|In This Issue|
|What Customers Want|
|China, U.S. Cotton – A Special Relationship|
|Water, Irrigation – What’s Ahead?|
|Mid-South Embraces Furrow Irrigation|
|California Farmers Need Easier Access To Water|
|USDA Keeps Eye On Climate Change|
|Cotton Consultants Corner|
COTTON CONSULTANTS CORNER
Prepare To Spray Longer For Insects
My interest in consulting began at a young age when I used to ride with my dad, Frank Corban, who was the County Agent for Sharkey County at the time. He made calls on local farmers to advise them on things like weed control, insect control and spray rig calibration. As a teenager in high school, I scouted cotton, and, in 1983 after graduating from Mississippi State, I started my own consulting business.

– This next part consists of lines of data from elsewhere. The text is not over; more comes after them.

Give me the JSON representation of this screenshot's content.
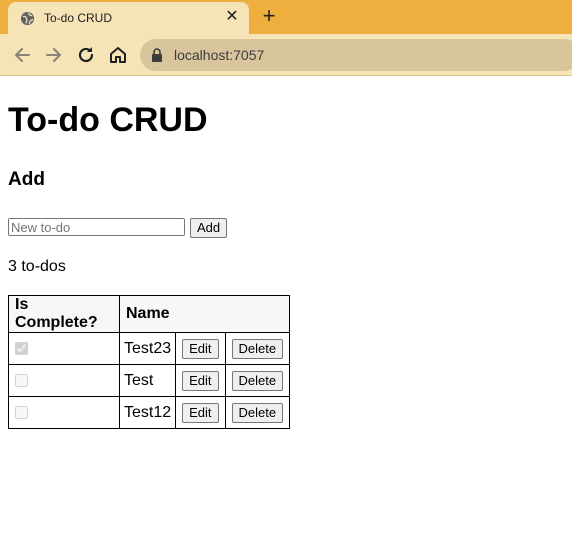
{
  "browser": {
    "tab_title": "To-do CRUD",
    "close_glyph": "✕",
    "new_tab_glyph": "+",
    "url": "localhost:7057"
  },
  "page": {
    "title": "To-do CRUD",
    "add_heading": "Add",
    "new_todo_placeholder": "New to-do",
    "new_todo_value": "",
    "add_button": "Add",
    "counter": "3 to-dos"
  },
  "table": {
    "headers": [
      "Is Complete?",
      "Name",
      "",
      ""
    ],
    "rows": [
      {
        "complete": true,
        "name": "Test23",
        "edit": "Edit",
        "delete": "Delete"
      },
      {
        "complete": false,
        "name": "Test",
        "edit": "Edit",
        "delete": "Delete"
      },
      {
        "complete": false,
        "name": "Test12",
        "edit": "Edit",
        "delete": "Delete"
      }
    ]
  },
  "colors": {
    "tabstrip": "#eeaf3f",
    "toolbar": "#f6e3b6",
    "omnibox": "#d9c59c"
  }
}
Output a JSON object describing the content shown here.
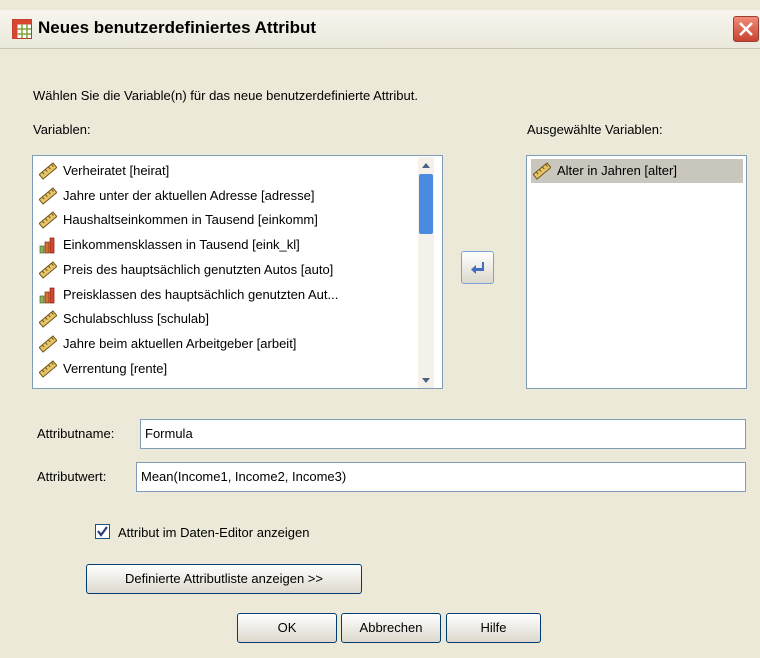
{
  "window": {
    "title": "Neues benutzerdefiniertes Attribut",
    "icon": "data-grid-icon"
  },
  "instruction": "Wählen Sie die Variable(n) für das neue benutzerdefinierte Attribut.",
  "variables_label": "Variablen:",
  "selected_label": "Ausgewählte Variablen:",
  "variables": [
    {
      "label": "Verheiratet [heirat]",
      "icon": "ruler-icon"
    },
    {
      "label": "Jahre unter der aktuellen Adresse [adresse]",
      "icon": "ruler-icon"
    },
    {
      "label": "Haushaltseinkommen in Tausend [einkomm]",
      "icon": "ruler-icon"
    },
    {
      "label": "Einkommensklassen in Tausend [eink_kl]",
      "icon": "bar-chart-icon"
    },
    {
      "label": "Preis des hauptsächlich genutzten Autos [auto]",
      "icon": "ruler-icon"
    },
    {
      "label": "Preisklassen des hauptsächlich genutzten Aut...",
      "icon": "bar-chart-icon"
    },
    {
      "label": "Schulabschluss [schulab]",
      "icon": "ruler-icon"
    },
    {
      "label": "Jahre beim aktuellen Arbeitgeber [arbeit]",
      "icon": "ruler-icon"
    },
    {
      "label": "Verrentung [rente]",
      "icon": "ruler-icon"
    }
  ],
  "selected_variables": [
    {
      "label": "Alter in Jahren [alter]",
      "icon": "ruler-icon"
    }
  ],
  "attribute_name_label": "Attributname:",
  "attribute_name_value": "Formula",
  "attribute_value_label": "Attributwert:",
  "attribute_value_value": "Mean(Income1, Income2, Income3)",
  "show_in_editor": {
    "label": "Attribut im Daten-Editor anzeigen",
    "checked": true
  },
  "show_list_button": "Definierte Attributliste anzeigen >>",
  "buttons": {
    "ok": "OK",
    "cancel": "Abbrechen",
    "help": "Hilfe"
  },
  "colors": {
    "accent": "#4a8be0",
    "selection": "#c9c6bd",
    "close": "#c7432e"
  }
}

In our area this season, the cotton is later than normal. Typically, most of our cotton is squaring by the first of June. But, this year, only a small percentage was squaring by June 10. Consequently, we will be spraying for insects a lot longer than we usually do. Our biggest concern is the tarnished plant bug followed by bollworms in transgenic cotton. We’ll also be watching for spider mite hot spots that flare up.
Plant Bug/Bollworm Control

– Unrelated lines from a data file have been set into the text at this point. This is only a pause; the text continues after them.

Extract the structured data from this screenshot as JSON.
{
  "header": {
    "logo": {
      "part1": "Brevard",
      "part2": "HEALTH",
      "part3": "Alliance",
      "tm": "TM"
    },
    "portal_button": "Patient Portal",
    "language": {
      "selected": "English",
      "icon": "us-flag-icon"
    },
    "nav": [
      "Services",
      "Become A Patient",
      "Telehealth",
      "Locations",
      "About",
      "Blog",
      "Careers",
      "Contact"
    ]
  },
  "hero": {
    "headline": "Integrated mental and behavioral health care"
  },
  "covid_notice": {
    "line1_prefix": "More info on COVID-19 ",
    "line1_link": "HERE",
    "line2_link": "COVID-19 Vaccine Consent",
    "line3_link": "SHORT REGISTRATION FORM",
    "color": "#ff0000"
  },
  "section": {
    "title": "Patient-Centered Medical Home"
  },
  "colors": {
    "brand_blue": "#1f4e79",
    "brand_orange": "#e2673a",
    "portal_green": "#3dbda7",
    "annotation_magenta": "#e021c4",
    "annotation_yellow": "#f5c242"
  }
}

I am excited about some of the newer insecticides that have been labeled for plant bugs. I believe that Transform is going to be a big help to us in controlling them.
In some cases, we probably will tankmix Transform with a pyrethroid to take care of the bollworms when they show up. Typically, the most damaging levels occur in the middle of July. Then they will come out in higher numbers again in the middle of August, but, hopefully, in a normal year we will have most of our crop made by then.

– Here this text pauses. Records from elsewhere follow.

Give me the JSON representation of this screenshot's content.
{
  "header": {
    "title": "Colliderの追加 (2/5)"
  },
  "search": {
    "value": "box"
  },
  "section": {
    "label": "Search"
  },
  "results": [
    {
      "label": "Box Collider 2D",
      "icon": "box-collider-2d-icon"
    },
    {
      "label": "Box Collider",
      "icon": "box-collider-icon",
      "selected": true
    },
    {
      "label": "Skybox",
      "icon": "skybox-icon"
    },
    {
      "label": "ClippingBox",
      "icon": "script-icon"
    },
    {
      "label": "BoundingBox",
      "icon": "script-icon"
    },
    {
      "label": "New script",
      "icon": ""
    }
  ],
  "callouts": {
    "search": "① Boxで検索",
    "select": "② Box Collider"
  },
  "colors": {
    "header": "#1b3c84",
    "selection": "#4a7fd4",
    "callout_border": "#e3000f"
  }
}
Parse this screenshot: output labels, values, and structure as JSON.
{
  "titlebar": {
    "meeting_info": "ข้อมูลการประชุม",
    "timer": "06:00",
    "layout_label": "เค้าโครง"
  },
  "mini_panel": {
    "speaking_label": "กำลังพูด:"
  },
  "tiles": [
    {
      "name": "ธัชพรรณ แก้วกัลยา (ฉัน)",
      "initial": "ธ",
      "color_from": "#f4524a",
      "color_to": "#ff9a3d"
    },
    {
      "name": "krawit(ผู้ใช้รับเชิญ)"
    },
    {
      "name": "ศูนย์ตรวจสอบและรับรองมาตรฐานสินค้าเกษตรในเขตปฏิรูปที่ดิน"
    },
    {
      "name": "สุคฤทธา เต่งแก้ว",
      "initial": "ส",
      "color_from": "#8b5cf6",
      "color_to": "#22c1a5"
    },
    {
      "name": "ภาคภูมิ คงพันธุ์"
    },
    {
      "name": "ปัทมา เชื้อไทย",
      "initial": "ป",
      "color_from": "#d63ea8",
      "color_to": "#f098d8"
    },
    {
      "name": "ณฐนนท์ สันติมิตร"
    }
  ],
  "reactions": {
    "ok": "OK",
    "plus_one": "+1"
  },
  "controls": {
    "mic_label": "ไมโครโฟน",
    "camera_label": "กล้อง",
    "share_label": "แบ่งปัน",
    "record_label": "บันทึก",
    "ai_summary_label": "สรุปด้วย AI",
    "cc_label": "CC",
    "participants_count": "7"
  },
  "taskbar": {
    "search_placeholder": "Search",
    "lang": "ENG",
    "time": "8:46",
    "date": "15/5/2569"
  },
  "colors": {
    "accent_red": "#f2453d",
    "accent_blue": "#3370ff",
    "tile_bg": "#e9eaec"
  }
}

We also use an insect growth regulator before first bloom or at first bloom to help control plant bugs.
Spider Mite Presence Increasing
Over the past 10 years, spider mites have become more of a problem. As of June 20, we have already made some foliar applications for spider mites. They usually start on the borders and gradually move out into the field. Since this is the case, we begin by treating the borders first. If the rows are running with the border, sometimes we can spray a half or a quarter of the field by hanging the boom out over it while driving down the turnrow. But when it’s dry, this pest often is found everywhere, and we have to treat the whole area either by air or with a ground rig.
It’s not practical to spot spray for spider mites because this can cause them to spread. If you are using a ground machine, they can attach themselves to the equipment and rub off on the cotton 100 to 200 yards down the field. Then later in the year, you would usually have to spray the whole field just for that reason.
After 31 years of consulting, I have seen good crops and bad crops, but I’ve always enjoyed working with my farmers. Our customers who have stuck with cotton have averaged about 1,200 pounds per acre over the last several years. With the high-yielding varieties that we have, I am optimistic that cotton is going to be competitive again.
Click here to ask Kevin Corban a question or submit a comment about this month’s Cotton Consultant’s Corner.
• B.S. in Agronomy, Mississippi State University, 1983
• Master of Agriculture in Crop Pest Management, Mississippi State University, 1985
• Consults on cotton, corn, soybeans, peanuts, grain sorghum and wheat
• Past board member and current member of Mississippi Agricultural Consultants Association (MACA)
• Has sold crop insurance since 2001
• Married to wife, Mary Boykin Corban. Two daughters, Beth and Ali
• Enjoys duck hunting and flying his Cessna 182 for business and pleasure
Recap: Prepare To Spray
Longer For Insects
1. Because the cotton is later than normal this year, we will be spraying for insects a lot longer than we usually do.
2. We are most concerned about tarnished plant bugs, but I believe that Transform is going to be a big help to us in controlling them.
3. We also use an insect growth regulator before first bloom or at first bloom to help control plant bugs.
4. In some cases, we will tankmix Transform with a pyrethroid to take care of bollworms in transgenic cotton. In a normal year, the most damaging levels occur in the middle of July.
5. Spider mites have become more of a problem over the past 10 years. They usually start on the borders and gradually move out into the field.
6. Typically, we treat the borders first for spider mites, but when it’s dry and this pest shows up everywhere, we have to treat the whole area either by air or with a ground rig. It’s not practical to spot spray for spider mites because this can cause them to spread throughout the field.